The world is changing. As an author and creative person, I want as much intellectual property protection as possible. As a creator, I want as much flexibility as possible.
Here’s the summary of a very significant intellectual property case decided this month by U.S. Circuit Judge Denny Chin:
In my view, Google Books provides significant public benefits. It advances the progress of the arts and sciences, while maintaining respectful consideration for the rights of authors and other creative individuals, and without adversely impacting the rights of copyright holders. It has become an invaluable research tool that permits students, teachers, librarians, and others to more efficiently identify and locate books. It has given scholars the ability, for the first time, to conduct full-text searches of tens of millions of books. It preserves books, in particular out-of-print and old books that have been forgotten in the bowels of libraries, and it gives them new life. It facilitates access to books for print-disabled and remote or underserved populations. It generates new audiences and creates new sources of income for authors and publishers. Indeed, all society benefits.”
On the one hand, Google is providing a substantial public service by unearthing, scanning, and distributing works in the public domain that may otherwise be forgotten. What’s more, they’re placing everything into a searchable database that can be accessed by just about everyone who wants or needs it.

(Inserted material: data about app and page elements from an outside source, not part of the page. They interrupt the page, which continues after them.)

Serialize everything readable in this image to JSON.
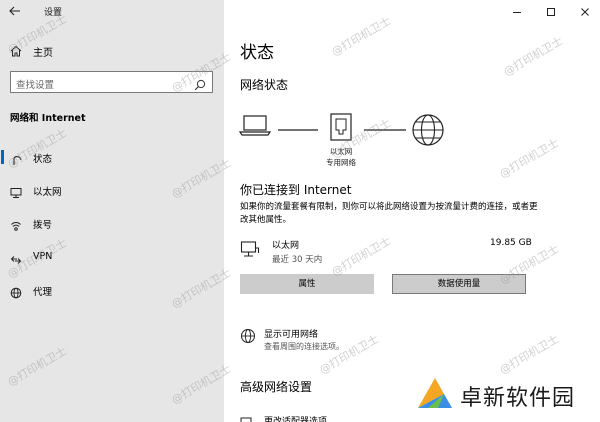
{
  "app": {
    "title": "设置"
  },
  "sidebar": {
    "home_label": "主页",
    "search_placeholder": "查找设置",
    "section_title": "网络和 Internet",
    "items": [
      {
        "label": "状态",
        "icon": "status-icon",
        "active": true
      },
      {
        "label": "以太网",
        "icon": "ethernet-icon",
        "active": false
      },
      {
        "label": "拨号",
        "icon": "dialup-icon",
        "active": false
      },
      {
        "label": "VPN",
        "icon": "vpn-icon",
        "active": false
      },
      {
        "label": "代理",
        "icon": "globe-icon",
        "active": false
      }
    ]
  },
  "main": {
    "page_title": "状态",
    "network_status_title": "网络状态",
    "diagram": {
      "label_line1": "以太网",
      "label_line2": "专用网络"
    },
    "connected_title": "你已连接到 Internet",
    "connected_desc": "如果你的流量套餐有限制，则你可以将此网络设置为按流量计费的连接，或者更改其他属性。",
    "connection": {
      "name": "以太网",
      "sub": "最近 30 天内",
      "usage": "19.85 GB"
    },
    "buttons": {
      "properties": "属性",
      "data_usage": "数据使用量"
    },
    "available": {
      "title": "显示可用网络",
      "sub": "查看周围的连接选项。"
    },
    "advanced_title": "高级网络设置",
    "advanced_first_item": "更改适配器选项"
  },
  "watermark": "@打印机卫士",
  "brand": {
    "text": "卓新软件园"
  },
  "colors": {
    "accent": "#0067c0",
    "sidebar_bg": "#e6e6e6",
    "button_bg": "#cccccc"
  }
}
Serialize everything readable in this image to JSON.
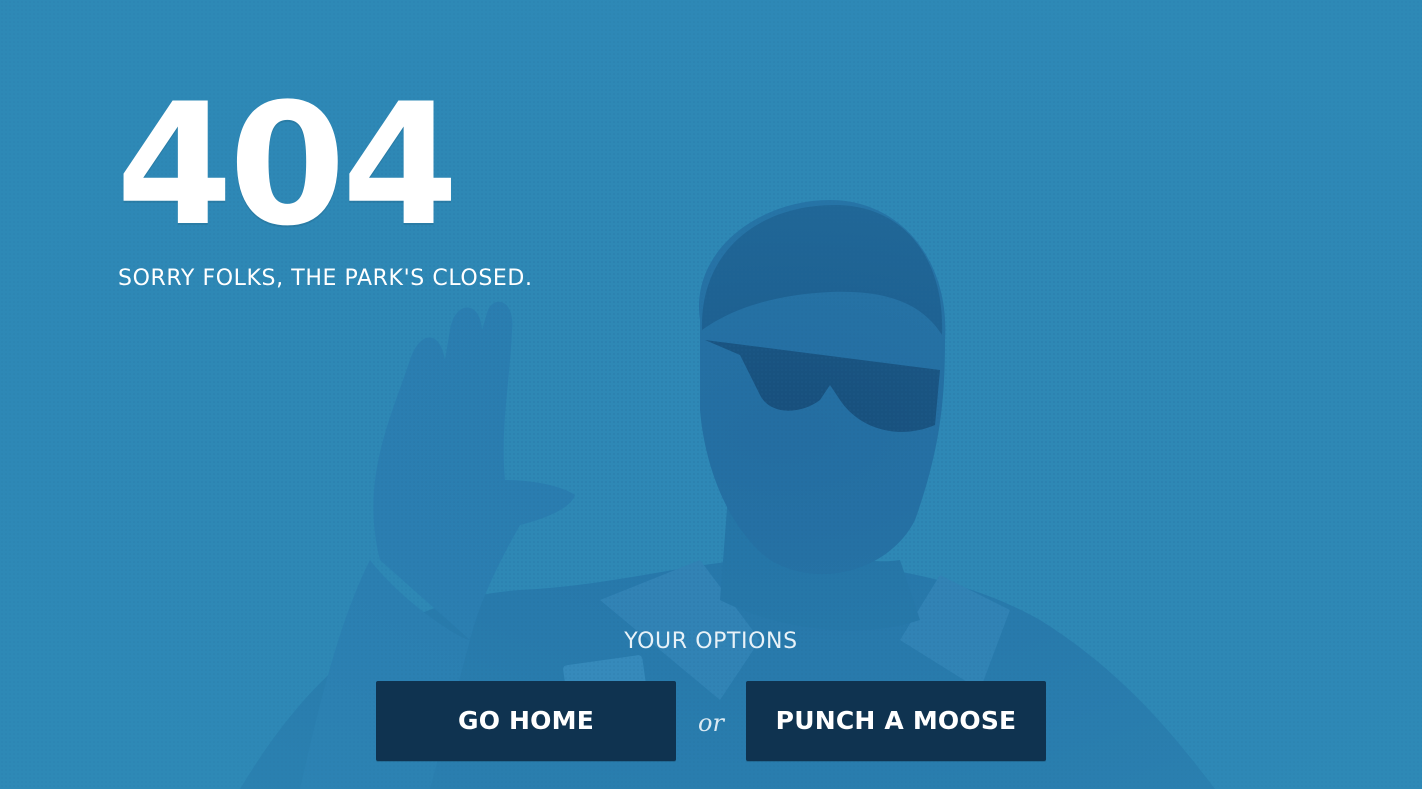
{
  "hero": {
    "code": "404",
    "message": "SORRY FOLKS, THE PARK'S CLOSED."
  },
  "options": {
    "heading": "YOUR OPTIONS",
    "separator": "or",
    "buttons": [
      {
        "label": "GO HOME"
      },
      {
        "label": "PUNCH A MOOSE"
      }
    ]
  },
  "colors": {
    "background": "#2e89b6",
    "button": "#0f3350",
    "text": "#ffffff"
  }
}
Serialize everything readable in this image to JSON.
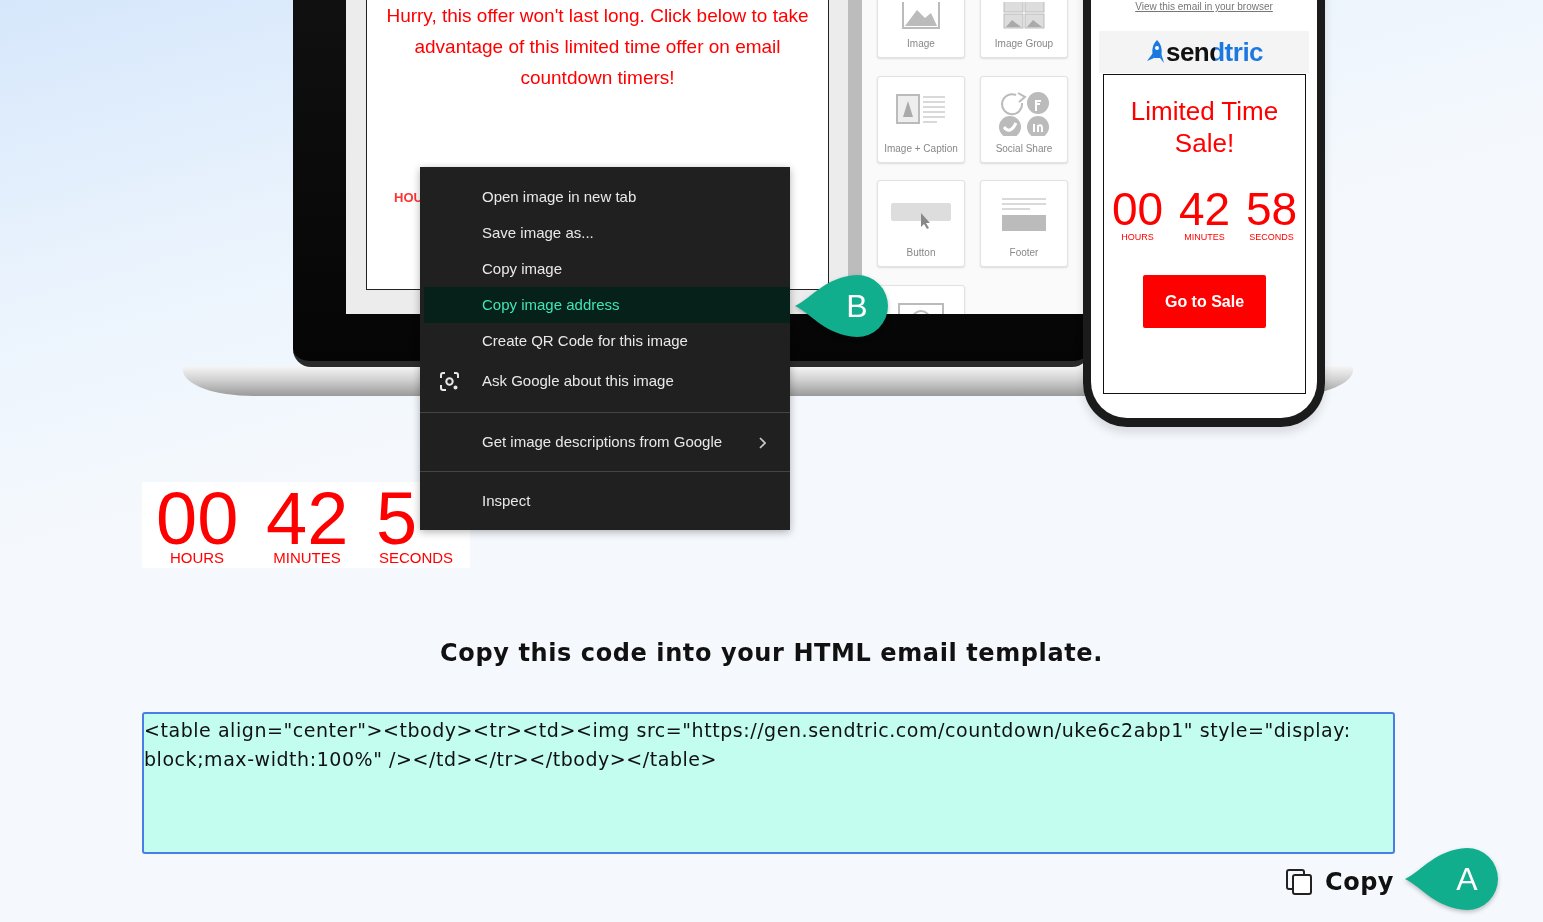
{
  "mockup": {
    "email_preview": {
      "message": "Hurry, this offer won't last long. Click below to take advantage of this limited time offer on email countdown timers!",
      "timer_label": "HOU"
    },
    "builder_blocks": [
      {
        "kind": "image",
        "label": "Image"
      },
      {
        "kind": "image-group",
        "label": "Image Group"
      },
      {
        "kind": "image-caption",
        "label": "Image + Caption"
      },
      {
        "kind": "social",
        "label": "Social Share"
      },
      {
        "kind": "button",
        "label": "Button"
      },
      {
        "kind": "footer",
        "label": "Footer"
      },
      {
        "kind": "video"
      }
    ],
    "phone": {
      "browser_link": "View this email in your browser",
      "logo": "sendtric",
      "title": "Limited Time Sale!",
      "timer": [
        {
          "value": "00",
          "label": "HOURS"
        },
        {
          "value": "42",
          "label": "MINUTES"
        },
        {
          "value": "58",
          "label": "SECONDS"
        }
      ],
      "button": "Go to Sale"
    }
  },
  "countdown_preview": {
    "timer": [
      {
        "value": "00",
        "label": "HOURS"
      },
      {
        "value": "42",
        "label": "MINUTES"
      },
      {
        "value": "5",
        "label": "SECONDS"
      }
    ]
  },
  "instructions": "Copy this code into your HTML email template.",
  "code_box": {
    "value": "<table align=\"center\"><tbody><tr><td><img src=\"https://gen.sendtric.com/countdown/uke6c2abp1\" style=\"display: block;max-width:100%\" /></td></tr></tbody></table>"
  },
  "copy_button": {
    "label": "Copy",
    "callout": "A"
  },
  "context_menu": {
    "callout": "B",
    "groups": [
      {
        "items": [
          {
            "kind": "plain",
            "label": "Open image in new tab",
            "selected": false
          },
          {
            "kind": "plain",
            "label": "Save image as...",
            "selected": false
          },
          {
            "kind": "plain",
            "label": "Copy image",
            "selected": false
          },
          {
            "kind": "plain",
            "label": "Copy image address",
            "selected": true
          },
          {
            "kind": "plain",
            "label": "Create QR Code for this image",
            "selected": false
          },
          {
            "kind": "lens",
            "label": "Ask Google about this image",
            "selected": false
          }
        ]
      },
      {
        "items": [
          {
            "kind": "submenu",
            "label": "Get image descriptions from Google",
            "selected": false
          }
        ]
      },
      {
        "items": [
          {
            "kind": "plain",
            "label": "Inspect",
            "selected": false
          }
        ]
      }
    ]
  }
}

On the other, Google has gone too far by scanning and distributing works that are not in the public domain, but are, instead, owned and controlled by copyright holders. (Most are authors, who typically assign publishing rights to their publishers but retain their copyrights.) Here, in my view (not a lawyer, but an author and a business person), the solution is simple, reasonable, and available. Google must ask permission of copyright holders before freely distributing their work. (Yes, this is cumbersome, but Google is a company whose cleverness is exceeded only by its resources.) Of course, authors could be pro-active in making such grants because they believe, in their sole and reasonable judgment, that their work’s inclusion in the Google Books database would be in the public interest or would benefit the author’s work from a marketing point of view.
In fact, Creative Commons has done a lot of good work in this area, making it easy for copyright owners to establish rules with regard to sharing, copying and other uses of their property.
The issue is not whether Google Books should scan and distribute books, and the issue not whether this activity results in a public good. The issue is whether making full digital copies of a book in a public library that is still protected by copyright, and then distributing the digital copy without permission of a copyright holder is, under any reasonable interpretation of the law, more similar to a 21st century card catalog or more similar to copyright infringement on a massive scale.
As an author, I am strongly inclined to vote in favor of copyright protection and a requirement that Google, or any other party, affirmatively secure permission of my intellectual property prior to its distribution.
As a producer and businessperson, I could reconsider that position because the current decision may apply to future projects in some interesting ways. For example, one might contemplate an online system of recommended books that include substantial portions of copyrighted work—full chapters, perhaps, or more—as a kind of public literacy project. Or, one might translate entire works into other languages to provide greater access to those works. In both cases, if the works are scanned into a database so that researchers might use them for educational purposes, no permissions should be necessary.
Let’s take that a step further. There is so much video now available on the internet, and, for the most part, it is very difficult to search within those videos. If you were to create a database of, say, movie scripts or, in a more advanced form, movie dialogue, you might well be able to show the whole movie, perhaps in “snippets” (the term used by Google for its portions of larger works), or, at least, include these movie excerpts in a series of online documentaries that explore, for example, the mythology of the Star Wars films, or the role of animal characters in Disney or Pixar films. If it’s all for the public good, and it’s all part of a searchable database, Judge Chin’s ruling suggests that Fair Use is both a reasonable defense with regard to challenges, and, in a larger sense, that this sort of activity is to be encouraged if it serves a research need, promotes the films, and transforms the ways that people consume these films.
It’s easy to be glib or flippant about the tremendous reach of the judge’s decision, but in the end, this isn’t about books, or Google. It’s about whether creative professionals will be able to earn a living in the future. With each step into a new digital future, that future becomes just that much more murky. In doubt about that? Read this.